### [Assignment]
Pick each line containing the word "Magazin" out of the data below.

(Items from an interface collection)
===

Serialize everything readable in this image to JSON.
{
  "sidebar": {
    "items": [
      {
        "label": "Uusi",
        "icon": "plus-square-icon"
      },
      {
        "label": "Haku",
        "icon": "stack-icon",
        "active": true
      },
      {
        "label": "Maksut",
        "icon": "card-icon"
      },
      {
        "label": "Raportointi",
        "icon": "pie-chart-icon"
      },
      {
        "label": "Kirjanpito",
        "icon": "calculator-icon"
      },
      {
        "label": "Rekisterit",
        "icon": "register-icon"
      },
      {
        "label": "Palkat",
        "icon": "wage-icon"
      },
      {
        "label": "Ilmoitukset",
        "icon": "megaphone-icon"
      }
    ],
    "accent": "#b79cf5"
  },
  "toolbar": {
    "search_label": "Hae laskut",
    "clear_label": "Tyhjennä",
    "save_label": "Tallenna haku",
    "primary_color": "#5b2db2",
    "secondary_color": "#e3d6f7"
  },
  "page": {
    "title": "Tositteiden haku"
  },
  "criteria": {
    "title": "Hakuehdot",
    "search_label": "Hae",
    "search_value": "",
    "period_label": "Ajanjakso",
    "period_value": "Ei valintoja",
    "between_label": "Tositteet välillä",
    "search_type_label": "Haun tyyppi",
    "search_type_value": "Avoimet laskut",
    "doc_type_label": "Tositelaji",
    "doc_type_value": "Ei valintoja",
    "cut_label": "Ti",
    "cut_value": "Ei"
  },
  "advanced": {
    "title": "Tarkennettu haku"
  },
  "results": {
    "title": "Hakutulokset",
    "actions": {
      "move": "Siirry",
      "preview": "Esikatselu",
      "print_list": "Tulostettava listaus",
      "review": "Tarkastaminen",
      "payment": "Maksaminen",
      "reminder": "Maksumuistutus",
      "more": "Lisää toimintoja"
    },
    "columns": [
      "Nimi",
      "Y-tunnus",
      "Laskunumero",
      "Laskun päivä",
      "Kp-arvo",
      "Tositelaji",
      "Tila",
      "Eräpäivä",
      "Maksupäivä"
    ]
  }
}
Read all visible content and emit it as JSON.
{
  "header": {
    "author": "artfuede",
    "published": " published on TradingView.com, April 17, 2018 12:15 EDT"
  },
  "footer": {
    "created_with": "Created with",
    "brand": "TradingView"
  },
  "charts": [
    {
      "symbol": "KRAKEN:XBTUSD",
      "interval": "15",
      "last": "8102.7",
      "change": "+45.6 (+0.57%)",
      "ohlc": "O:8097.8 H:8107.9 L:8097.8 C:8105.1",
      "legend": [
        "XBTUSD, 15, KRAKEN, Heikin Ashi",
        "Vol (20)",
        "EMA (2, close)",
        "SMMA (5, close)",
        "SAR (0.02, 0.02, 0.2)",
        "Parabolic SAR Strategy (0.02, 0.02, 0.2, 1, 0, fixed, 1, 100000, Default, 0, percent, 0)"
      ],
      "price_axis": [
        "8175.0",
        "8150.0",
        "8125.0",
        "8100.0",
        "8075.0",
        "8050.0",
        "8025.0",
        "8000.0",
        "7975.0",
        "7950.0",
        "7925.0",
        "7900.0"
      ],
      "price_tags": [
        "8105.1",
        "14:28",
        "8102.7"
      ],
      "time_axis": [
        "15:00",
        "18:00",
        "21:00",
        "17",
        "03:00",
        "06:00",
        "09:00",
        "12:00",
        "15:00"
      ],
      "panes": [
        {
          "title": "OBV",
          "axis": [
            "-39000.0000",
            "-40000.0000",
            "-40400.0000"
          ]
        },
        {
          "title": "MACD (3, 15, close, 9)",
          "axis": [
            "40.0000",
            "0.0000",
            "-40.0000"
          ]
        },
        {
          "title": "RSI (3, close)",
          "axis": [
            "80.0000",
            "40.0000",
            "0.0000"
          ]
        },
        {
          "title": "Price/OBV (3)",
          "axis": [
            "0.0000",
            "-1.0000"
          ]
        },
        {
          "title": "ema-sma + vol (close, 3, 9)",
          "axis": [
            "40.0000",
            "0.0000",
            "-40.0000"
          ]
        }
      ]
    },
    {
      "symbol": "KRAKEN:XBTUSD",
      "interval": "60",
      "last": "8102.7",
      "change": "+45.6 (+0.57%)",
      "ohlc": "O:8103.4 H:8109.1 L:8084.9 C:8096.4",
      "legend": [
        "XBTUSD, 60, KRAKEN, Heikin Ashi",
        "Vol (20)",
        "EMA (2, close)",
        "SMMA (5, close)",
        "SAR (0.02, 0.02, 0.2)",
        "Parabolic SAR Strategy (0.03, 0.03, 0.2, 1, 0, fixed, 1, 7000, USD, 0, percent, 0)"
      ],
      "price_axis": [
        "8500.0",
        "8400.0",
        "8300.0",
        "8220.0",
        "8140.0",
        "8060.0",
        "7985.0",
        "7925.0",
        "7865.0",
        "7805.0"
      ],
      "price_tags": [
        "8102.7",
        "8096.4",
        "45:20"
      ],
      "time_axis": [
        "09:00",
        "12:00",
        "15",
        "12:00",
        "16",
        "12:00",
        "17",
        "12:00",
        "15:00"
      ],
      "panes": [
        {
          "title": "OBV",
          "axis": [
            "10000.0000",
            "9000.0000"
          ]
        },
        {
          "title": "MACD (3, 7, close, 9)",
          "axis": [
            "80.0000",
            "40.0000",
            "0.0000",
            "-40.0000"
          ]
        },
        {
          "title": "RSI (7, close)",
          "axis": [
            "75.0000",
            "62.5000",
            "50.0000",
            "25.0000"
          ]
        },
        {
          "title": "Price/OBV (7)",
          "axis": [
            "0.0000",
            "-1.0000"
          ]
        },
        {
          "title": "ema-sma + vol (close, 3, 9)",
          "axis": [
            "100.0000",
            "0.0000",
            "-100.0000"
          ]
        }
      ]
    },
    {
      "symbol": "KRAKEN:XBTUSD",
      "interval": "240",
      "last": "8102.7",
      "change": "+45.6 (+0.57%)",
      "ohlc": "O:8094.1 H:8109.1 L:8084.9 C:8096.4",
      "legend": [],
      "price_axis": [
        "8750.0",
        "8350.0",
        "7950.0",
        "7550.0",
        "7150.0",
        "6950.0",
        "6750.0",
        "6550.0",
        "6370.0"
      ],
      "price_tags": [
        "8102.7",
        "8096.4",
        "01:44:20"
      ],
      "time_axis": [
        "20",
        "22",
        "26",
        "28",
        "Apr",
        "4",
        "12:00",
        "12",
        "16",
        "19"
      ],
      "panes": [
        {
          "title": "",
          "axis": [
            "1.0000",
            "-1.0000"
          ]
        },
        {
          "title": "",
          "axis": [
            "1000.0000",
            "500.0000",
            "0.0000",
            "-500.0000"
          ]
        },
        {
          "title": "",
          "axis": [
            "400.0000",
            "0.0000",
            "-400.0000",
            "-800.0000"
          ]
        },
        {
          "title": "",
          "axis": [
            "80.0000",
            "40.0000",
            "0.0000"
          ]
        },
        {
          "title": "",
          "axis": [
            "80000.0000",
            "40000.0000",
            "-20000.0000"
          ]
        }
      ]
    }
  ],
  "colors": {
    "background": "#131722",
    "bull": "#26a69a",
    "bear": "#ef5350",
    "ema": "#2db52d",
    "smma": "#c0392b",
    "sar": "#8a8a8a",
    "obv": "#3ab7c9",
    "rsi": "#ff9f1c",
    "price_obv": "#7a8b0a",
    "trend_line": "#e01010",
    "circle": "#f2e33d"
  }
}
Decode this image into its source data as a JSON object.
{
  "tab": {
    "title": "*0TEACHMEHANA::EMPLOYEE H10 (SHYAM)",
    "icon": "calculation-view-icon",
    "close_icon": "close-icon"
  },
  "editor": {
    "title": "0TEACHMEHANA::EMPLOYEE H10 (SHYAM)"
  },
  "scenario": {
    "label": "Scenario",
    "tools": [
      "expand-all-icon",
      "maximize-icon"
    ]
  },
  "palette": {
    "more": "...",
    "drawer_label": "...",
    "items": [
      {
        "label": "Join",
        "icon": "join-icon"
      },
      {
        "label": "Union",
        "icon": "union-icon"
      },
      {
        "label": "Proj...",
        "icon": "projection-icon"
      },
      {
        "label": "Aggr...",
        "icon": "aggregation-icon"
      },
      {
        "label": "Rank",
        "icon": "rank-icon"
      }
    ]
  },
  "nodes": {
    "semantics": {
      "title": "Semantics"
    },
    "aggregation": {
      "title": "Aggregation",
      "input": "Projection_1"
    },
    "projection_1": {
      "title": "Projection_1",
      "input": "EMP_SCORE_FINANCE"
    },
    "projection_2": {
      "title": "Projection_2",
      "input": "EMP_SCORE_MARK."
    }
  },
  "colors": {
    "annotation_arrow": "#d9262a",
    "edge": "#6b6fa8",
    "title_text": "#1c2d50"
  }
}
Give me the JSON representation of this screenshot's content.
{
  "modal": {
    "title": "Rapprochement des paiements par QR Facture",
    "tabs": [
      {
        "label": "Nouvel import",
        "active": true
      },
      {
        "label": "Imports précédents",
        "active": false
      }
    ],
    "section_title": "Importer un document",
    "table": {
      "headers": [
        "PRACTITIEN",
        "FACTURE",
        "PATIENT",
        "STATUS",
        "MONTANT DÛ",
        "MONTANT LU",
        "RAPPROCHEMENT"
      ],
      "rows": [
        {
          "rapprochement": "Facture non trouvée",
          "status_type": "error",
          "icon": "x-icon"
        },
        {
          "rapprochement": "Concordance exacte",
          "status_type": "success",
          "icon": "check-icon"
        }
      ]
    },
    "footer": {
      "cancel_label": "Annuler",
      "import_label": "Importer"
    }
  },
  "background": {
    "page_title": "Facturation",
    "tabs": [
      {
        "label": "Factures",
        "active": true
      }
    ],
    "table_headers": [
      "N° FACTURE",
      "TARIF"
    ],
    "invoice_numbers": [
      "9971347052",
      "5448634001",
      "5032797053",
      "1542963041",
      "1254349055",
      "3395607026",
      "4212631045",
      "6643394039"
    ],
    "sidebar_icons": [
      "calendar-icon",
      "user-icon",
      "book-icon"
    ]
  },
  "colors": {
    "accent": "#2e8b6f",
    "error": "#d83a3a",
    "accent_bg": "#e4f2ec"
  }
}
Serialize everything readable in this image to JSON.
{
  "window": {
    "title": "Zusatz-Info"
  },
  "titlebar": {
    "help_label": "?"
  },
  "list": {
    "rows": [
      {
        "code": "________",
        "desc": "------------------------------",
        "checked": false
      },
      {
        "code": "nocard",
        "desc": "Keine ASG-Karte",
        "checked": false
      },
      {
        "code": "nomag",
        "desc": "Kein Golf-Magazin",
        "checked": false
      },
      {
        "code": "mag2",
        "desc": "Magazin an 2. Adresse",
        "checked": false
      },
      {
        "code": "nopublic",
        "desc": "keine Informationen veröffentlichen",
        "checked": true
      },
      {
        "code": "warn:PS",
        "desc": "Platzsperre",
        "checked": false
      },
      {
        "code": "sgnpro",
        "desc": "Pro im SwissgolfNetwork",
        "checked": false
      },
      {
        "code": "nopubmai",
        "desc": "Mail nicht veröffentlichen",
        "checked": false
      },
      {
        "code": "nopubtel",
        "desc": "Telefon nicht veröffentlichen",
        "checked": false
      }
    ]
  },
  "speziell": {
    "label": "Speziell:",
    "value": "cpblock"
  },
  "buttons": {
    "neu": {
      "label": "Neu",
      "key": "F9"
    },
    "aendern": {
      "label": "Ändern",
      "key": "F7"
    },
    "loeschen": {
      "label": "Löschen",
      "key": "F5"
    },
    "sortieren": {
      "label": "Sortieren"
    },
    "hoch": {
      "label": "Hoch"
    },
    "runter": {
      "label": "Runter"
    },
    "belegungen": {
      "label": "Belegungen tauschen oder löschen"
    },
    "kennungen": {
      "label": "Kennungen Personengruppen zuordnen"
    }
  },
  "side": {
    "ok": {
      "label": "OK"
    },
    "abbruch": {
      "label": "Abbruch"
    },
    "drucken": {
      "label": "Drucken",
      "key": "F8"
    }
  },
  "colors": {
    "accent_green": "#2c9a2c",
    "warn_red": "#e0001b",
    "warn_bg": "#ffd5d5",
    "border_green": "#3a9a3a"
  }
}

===

### [Task result]
        "desc": "Kein Golf-Magazin",
        "desc": "Magazin an 2. Adresse",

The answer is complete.